Short Sales accounted for 40 percent of all San Joaquin County home sales in February, an indicattion that the once bemoaned practive hasbecome a predominate method of sale for troubled homeowners.

Countywide in February, 515 homes moved into escrow via short sales- when a person sells his home for less than he owes on his mortgage- a 31 percent jump over January short sales and a mighty 278 percent leap over the number of short sales made in February 2009, according to this month's Trendgraphix sales report, based on Multiple Listing Services data.

With thousands of San Joaquin County homeowners underwater on their mortgages- owing more than the home is now worth- governement and banks have become more accepting of short-sale transactions.  With banks loosening up on short-sale approvals, transactions are much easier for real estate agents and brokers.

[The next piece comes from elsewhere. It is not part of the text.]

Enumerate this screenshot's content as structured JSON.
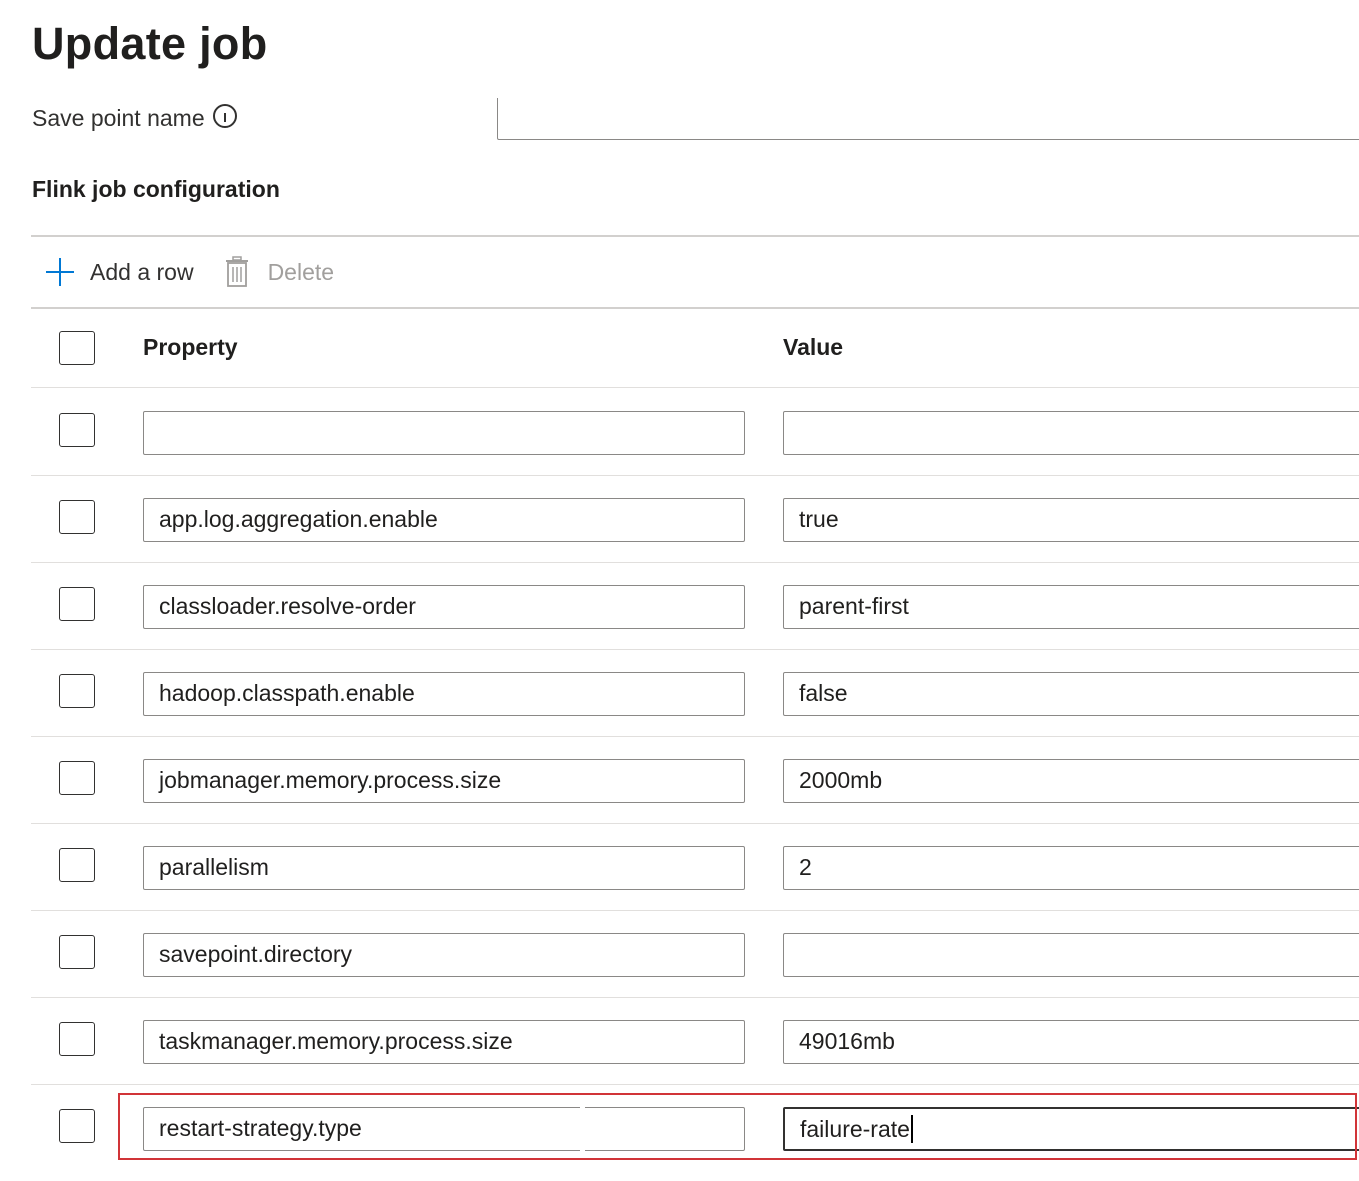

"Short sales are really big right now.  We are seeing short sales approved in a shorter time," Grupe Real Estate broker Stephanie Rodriguez said.  "I've had some approved in tow or three months.  If you can get a short sale approved in 60 days, that is very fast."

Rodriguez said a yearlong wait is not uncommon for short sales, but the governement continues to provide support for them to help troubled homeowners who were caught in the middle of the nation's foreclosure crisis.

The state Legislature is considering a bill that would provide financial relief to homeowners after a short sale is made by clearing them of tax obligations on the difference between their mortgages value and the short sale price.

Currently, a homeowner who uses a short sale would have to include that difference as income.  For example, if a home with $300,000 remaining on the loan is sold for $250,000, the seller would be taxed on the $50,000 difference.

"It's nice to see short sales being encouraged, because it's always a case where people just feel defeated to think they are going to spend years making payments on thei house that isn't worth it,"  Rodriguez said.  "It was a bad invesment, and they just want to get out from under it."

The overall median sales price for San Joaquin County homes declined more than 5 percent, from $169,000 in January to $160,000 in February, Trendgraphix said.

Real estate agents say they are still seeing multiple offers on entry-level homes priced at $150,000 or lower.  It's much sloer for the move-up market at the $300,000 level, they say.

Sales could increase if banks begin to release foreclosed properties on the market.  The Wall Street Journal reported that banks were holding on to 645,800 foreclosed homes in January, a 4.6 percent increase from a month earlier.  The industry calls this "shadow inventory."

"We are all still waiting on the banks to release their shadow inventory.  The homes are there; they are just till releasing them in fits and spurts,"  Stockton PMZ Real Estate manager Ben Balsbauh said.

Reid, Keith. "Short Sales Huge in San Joaquin County." The Record [Stockton] 20 Mar. 2010. San Joaquin Media Group, 20 Mar. 2010. Web. 25 Mar. 2010.